● **What is needed**:
Every line containing "JSON" should be identified and copied from the data below.

● **Data for review**:
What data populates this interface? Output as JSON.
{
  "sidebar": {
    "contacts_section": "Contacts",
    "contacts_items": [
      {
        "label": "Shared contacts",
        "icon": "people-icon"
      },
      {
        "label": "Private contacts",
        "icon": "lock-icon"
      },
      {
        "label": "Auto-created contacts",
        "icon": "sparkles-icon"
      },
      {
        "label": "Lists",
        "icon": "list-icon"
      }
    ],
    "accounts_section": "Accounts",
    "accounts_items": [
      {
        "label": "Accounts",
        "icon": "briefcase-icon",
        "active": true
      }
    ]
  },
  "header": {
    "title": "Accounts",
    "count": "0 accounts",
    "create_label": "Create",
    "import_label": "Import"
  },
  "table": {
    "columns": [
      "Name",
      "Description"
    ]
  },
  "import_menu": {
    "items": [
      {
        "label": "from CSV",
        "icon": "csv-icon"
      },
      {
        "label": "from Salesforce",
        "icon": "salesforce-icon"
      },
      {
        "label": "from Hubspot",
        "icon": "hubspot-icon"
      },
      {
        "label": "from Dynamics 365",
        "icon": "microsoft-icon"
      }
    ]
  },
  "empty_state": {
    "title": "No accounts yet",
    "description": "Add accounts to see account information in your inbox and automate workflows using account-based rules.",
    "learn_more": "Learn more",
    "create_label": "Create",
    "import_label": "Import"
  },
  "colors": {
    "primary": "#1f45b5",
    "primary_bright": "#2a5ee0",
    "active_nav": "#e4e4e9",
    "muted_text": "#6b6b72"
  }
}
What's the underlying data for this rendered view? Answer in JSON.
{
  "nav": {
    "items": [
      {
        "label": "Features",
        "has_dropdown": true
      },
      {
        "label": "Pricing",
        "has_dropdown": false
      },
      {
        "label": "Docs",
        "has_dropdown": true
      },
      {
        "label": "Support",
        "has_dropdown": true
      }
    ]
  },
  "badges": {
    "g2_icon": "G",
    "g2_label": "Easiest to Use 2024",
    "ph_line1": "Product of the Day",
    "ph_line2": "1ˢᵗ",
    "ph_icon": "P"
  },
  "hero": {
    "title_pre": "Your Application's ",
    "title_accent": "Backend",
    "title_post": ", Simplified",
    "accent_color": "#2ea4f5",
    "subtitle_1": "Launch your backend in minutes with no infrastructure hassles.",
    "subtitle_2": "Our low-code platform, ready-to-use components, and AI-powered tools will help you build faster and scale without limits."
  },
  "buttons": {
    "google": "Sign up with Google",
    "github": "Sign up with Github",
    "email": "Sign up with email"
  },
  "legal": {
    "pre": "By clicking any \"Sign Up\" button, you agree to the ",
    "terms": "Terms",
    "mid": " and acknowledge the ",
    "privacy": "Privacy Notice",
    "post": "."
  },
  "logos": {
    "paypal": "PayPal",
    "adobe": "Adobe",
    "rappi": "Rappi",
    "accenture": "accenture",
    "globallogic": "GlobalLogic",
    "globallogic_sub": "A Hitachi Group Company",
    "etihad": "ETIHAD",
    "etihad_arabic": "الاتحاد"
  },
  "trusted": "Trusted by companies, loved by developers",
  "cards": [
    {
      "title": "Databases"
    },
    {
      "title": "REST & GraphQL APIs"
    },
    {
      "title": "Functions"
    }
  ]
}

● **Response box**:
What data populates this interface? Output as JSON.
What's the underlying data for this rendered view? Answer in JSON.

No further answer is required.